▶ _Problem_
Print the entries below in their entirety, exactly as they are written.

*** Opening of Records for the task ***

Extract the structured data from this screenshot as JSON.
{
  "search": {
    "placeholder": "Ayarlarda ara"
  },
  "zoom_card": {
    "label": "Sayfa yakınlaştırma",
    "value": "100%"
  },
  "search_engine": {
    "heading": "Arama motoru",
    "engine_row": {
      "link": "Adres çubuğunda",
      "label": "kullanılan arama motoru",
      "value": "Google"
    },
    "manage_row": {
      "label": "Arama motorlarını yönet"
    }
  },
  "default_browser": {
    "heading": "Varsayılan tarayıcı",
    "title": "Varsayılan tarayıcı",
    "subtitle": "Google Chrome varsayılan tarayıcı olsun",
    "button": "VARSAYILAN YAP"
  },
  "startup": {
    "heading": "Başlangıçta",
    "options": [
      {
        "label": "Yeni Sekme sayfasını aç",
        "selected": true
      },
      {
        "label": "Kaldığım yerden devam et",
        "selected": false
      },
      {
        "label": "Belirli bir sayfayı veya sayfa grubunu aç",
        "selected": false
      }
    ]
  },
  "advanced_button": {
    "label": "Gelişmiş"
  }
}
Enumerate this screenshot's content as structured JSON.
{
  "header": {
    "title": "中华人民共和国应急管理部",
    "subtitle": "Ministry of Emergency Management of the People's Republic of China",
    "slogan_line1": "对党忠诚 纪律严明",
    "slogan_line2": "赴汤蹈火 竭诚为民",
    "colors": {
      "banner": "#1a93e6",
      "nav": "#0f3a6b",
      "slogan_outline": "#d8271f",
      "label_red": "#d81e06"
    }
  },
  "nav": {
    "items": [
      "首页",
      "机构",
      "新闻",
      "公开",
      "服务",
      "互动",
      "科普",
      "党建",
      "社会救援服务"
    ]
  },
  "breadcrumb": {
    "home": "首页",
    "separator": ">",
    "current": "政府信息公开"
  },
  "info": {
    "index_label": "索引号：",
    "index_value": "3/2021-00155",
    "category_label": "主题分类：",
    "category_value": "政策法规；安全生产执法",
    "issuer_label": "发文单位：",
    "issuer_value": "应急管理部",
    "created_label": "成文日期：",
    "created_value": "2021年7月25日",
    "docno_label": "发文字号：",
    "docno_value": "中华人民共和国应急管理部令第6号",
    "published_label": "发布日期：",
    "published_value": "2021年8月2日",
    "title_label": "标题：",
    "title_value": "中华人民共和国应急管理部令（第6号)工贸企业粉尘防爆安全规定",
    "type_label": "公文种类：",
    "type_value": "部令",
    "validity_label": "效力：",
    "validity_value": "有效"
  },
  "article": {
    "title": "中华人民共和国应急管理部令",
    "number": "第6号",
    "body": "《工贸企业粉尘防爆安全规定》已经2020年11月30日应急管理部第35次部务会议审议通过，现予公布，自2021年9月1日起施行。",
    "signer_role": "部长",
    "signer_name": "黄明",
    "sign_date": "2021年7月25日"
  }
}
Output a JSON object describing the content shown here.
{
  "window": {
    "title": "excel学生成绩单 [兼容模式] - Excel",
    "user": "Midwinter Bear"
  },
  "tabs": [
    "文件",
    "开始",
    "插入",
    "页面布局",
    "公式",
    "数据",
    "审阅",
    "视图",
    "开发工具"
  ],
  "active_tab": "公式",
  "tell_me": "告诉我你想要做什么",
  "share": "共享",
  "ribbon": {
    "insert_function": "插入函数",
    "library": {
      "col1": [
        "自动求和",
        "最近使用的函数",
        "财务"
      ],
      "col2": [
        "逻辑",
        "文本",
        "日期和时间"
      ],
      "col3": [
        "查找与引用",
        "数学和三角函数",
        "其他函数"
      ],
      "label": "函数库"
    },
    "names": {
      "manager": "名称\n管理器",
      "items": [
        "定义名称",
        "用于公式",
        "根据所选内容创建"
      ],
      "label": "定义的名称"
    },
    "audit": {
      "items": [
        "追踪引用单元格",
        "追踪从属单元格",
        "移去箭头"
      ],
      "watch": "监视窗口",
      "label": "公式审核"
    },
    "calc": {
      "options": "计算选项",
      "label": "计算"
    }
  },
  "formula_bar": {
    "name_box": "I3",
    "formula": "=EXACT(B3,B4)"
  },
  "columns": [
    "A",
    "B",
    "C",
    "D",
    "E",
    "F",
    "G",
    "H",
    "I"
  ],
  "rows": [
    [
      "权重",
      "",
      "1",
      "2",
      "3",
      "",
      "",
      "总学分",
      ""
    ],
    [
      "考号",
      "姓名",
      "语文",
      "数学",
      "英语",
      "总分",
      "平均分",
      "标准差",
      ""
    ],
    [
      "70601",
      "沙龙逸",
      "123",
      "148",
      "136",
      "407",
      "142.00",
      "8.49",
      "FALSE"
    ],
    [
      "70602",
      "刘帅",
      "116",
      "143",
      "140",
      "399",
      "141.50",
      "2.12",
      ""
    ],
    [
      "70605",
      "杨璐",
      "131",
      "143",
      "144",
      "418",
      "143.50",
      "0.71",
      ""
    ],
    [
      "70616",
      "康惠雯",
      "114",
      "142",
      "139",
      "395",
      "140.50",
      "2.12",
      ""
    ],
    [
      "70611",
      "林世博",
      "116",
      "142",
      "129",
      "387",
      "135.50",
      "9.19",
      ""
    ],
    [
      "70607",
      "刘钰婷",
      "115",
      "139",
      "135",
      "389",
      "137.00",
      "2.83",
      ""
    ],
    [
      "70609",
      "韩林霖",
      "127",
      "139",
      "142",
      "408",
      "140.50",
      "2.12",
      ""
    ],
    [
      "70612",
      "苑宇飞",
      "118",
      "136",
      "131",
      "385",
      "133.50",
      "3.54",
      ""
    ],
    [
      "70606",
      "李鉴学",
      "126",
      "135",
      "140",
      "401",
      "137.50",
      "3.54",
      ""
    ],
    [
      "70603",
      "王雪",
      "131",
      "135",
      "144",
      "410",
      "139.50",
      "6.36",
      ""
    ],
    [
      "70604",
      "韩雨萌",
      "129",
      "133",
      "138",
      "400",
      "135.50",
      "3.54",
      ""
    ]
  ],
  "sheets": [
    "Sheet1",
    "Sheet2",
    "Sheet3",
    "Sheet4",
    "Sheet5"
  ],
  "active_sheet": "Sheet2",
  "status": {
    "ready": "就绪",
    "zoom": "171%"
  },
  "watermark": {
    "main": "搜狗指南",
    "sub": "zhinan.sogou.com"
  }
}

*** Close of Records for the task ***

▶ _Output below_
Extract the structured data from this screenshot as JSON.
{
  "search": {
    "placeholder": "Ayarlarda ara"
  },
  "zoom_card": {
    "label": "Sayfa yakınlaştırma",
    "value": "100%"
  },
  "search_engine": {
    "heading": "Arama motoru",
    "engine_row": {
      "link": "Adres çubuğunda",
      "label": "kullanılan arama motoru",
      "value": "Google"
    },
    "manage_row": {
      "label": "Arama motorlarını yönet"
    }
  },
  "default_browser": {
    "heading": "Varsayılan tarayıcı",
    "title": "Varsayılan tarayıcı",
    "subtitle": "Google Chrome varsayılan tarayıcı olsun",
    "button": "VARSAYILAN YAP"
  },
  "startup": {
    "heading": "Başlangıçta",
    "options": [
      {
        "label": "Yeni Sekme sayfasını aç",
        "selected": true
      },
      {
        "label": "Kaldığım yerden devam et",
        "selected": false
      },
      {
        "label": "Belirli bir sayfayı veya sayfa grubunu aç",
        "selected": false
      }
    ]
  },
  "advanced_button": {
    "label": "Gelişmiş"
  }
}
Enumerate this screenshot's content as structured JSON.
{
  "header": {
    "title": "中华人民共和国应急管理部",
    "subtitle": "Ministry of Emergency Management of the People's Republic of China",
    "slogan_line1": "对党忠诚 纪律严明",
    "slogan_line2": "赴汤蹈火 竭诚为民",
    "colors": {
      "banner": "#1a93e6",
      "nav": "#0f3a6b",
      "slogan_outline": "#d8271f",
      "label_red": "#d81e06"
    }
  },
  "nav": {
    "items": [
      "首页",
      "机构",
      "新闻",
      "公开",
      "服务",
      "互动",
      "科普",
      "党建",
      "社会救援服务"
    ]
  },
  "breadcrumb": {
    "home": "首页",
    "separator": ">",
    "current": "政府信息公开"
  },
  "info": {
    "index_label": "索引号：",
    "index_value": "3/2021-00155",
    "category_label": "主题分类：",
    "category_value": "政策法规；安全生产执法",
    "issuer_label": "发文单位：",
    "issuer_value": "应急管理部",
    "created_label": "成文日期：",
    "created_value": "2021年7月25日",
    "docno_label": "发文字号：",
    "docno_value": "中华人民共和国应急管理部令第6号",
    "published_label": "发布日期：",
    "published_value": "2021年8月2日",
    "title_label": "标题：",
    "title_value": "中华人民共和国应急管理部令（第6号)工贸企业粉尘防爆安全规定",
    "type_label": "公文种类：",
    "type_value": "部令",
    "validity_label": "效力：",
    "validity_value": "有效"
  },
  "article": {
    "title": "中华人民共和国应急管理部令",
    "number": "第6号",
    "body": "《工贸企业粉尘防爆安全规定》已经2020年11月30日应急管理部第35次部务会议审议通过，现予公布，自2021年9月1日起施行。",
    "signer_role": "部长",
    "signer_name": "黄明",
    "sign_date": "2021年7月25日"
  }
}
Output a JSON object describing the content shown here.
{
  "window": {
    "title": "excel学生成绩单 [兼容模式] - Excel",
    "user": "Midwinter Bear"
  },
  "tabs": [
    "文件",
    "开始",
    "插入",
    "页面布局",
    "公式",
    "数据",
    "审阅",
    "视图",
    "开发工具"
  ],
  "active_tab": "公式",
  "tell_me": "告诉我你想要做什么",
  "share": "共享",
  "ribbon": {
    "insert_function": "插入函数",
    "library": {
      "col1": [
        "自动求和",
        "最近使用的函数",
        "财务"
      ],
      "col2": [
        "逻辑",
        "文本",
        "日期和时间"
      ],
      "col3": [
        "查找与引用",
        "数学和三角函数",
        "其他函数"
      ],
      "label": "函数库"
    },
    "names": {
      "manager": "名称\n管理器",
      "items": [
        "定义名称",
        "用于公式",
        "根据所选内容创建"
      ],
      "label": "定义的名称"
    },
    "audit": {
      "items": [
        "追踪引用单元格",
        "追踪从属单元格",
        "移去箭头"
      ],
      "watch": "监视窗口",
      "label": "公式审核"
    },
    "calc": {
      "options": "计算选项",
      "label": "计算"
    }
  },
  "formula_bar": {
    "name_box": "I3",
    "formula": "=EXACT(B3,B4)"
  },
  "columns": [
    "A",
    "B",
    "C",
    "D",
    "E",
    "F",
    "G",
    "H",
    "I"
  ],
  "rows": [
    [
      "权重",
      "",
      "1",
      "2",
      "3",
      "",
      "",
      "总学分",
      ""
    ],
    [
      "考号",
      "姓名",
      "语文",
      "数学",
      "英语",
      "总分",
      "平均分",
      "标准差",
      ""
    ],
    [
      "70601",
      "沙龙逸",
      "123",
      "148",
      "136",
      "407",
      "142.00",
      "8.49",
      "FALSE"
    ],
    [
      "70602",
      "刘帅",
      "116",
      "143",
      "140",
      "399",
      "141.50",
      "2.12",
      ""
    ],
    [
      "70605",
      "杨璐",
      "131",
      "143",
      "144",
      "418",
      "143.50",
      "0.71",
      ""
    ],
    [
      "70616",
      "康惠雯",
      "114",
      "142",
      "139",
      "395",
      "140.50",
      "2.12",
      ""
    ],
    [
      "70611",
      "林世博",
      "116",
      "142",
      "129",
      "387",
      "135.50",
      "9.19",
      ""
    ],
    [
      "70607",
      "刘钰婷",
      "115",
      "139",
      "135",
      "389",
      "137.00",
      "2.83",
      ""
    ],
    [
      "70609",
      "韩林霖",
      "127",
      "139",
      "142",
      "408",
      "140.50",
      "2.12",
      ""
    ],
    [
      "70612",
      "苑宇飞",
      "118",
      "136",
      "131",
      "385",
      "133.50",
      "3.54",
      ""
    ],
    [
      "70606",
      "李鉴学",
      "126",
      "135",
      "140",
      "401",
      "137.50",
      "3.54",
      ""
    ],
    [
      "70603",
      "王雪",
      "131",
      "135",
      "144",
      "410",
      "139.50",
      "6.36",
      ""
    ],
    [
      "70604",
      "韩雨萌",
      "129",
      "133",
      "138",
      "400",
      "135.50",
      "3.54",
      ""
    ]
  ],
  "sheets": [
    "Sheet1",
    "Sheet2",
    "Sheet3",
    "Sheet4",
    "Sheet5"
  ],
  "active_sheet": "Sheet2",
  "status": {
    "ready": "就绪",
    "zoom": "171%"
  },
  "watermark": {
    "main": "搜狗指南",
    "sub": "zhinan.sogou.com"
  }
}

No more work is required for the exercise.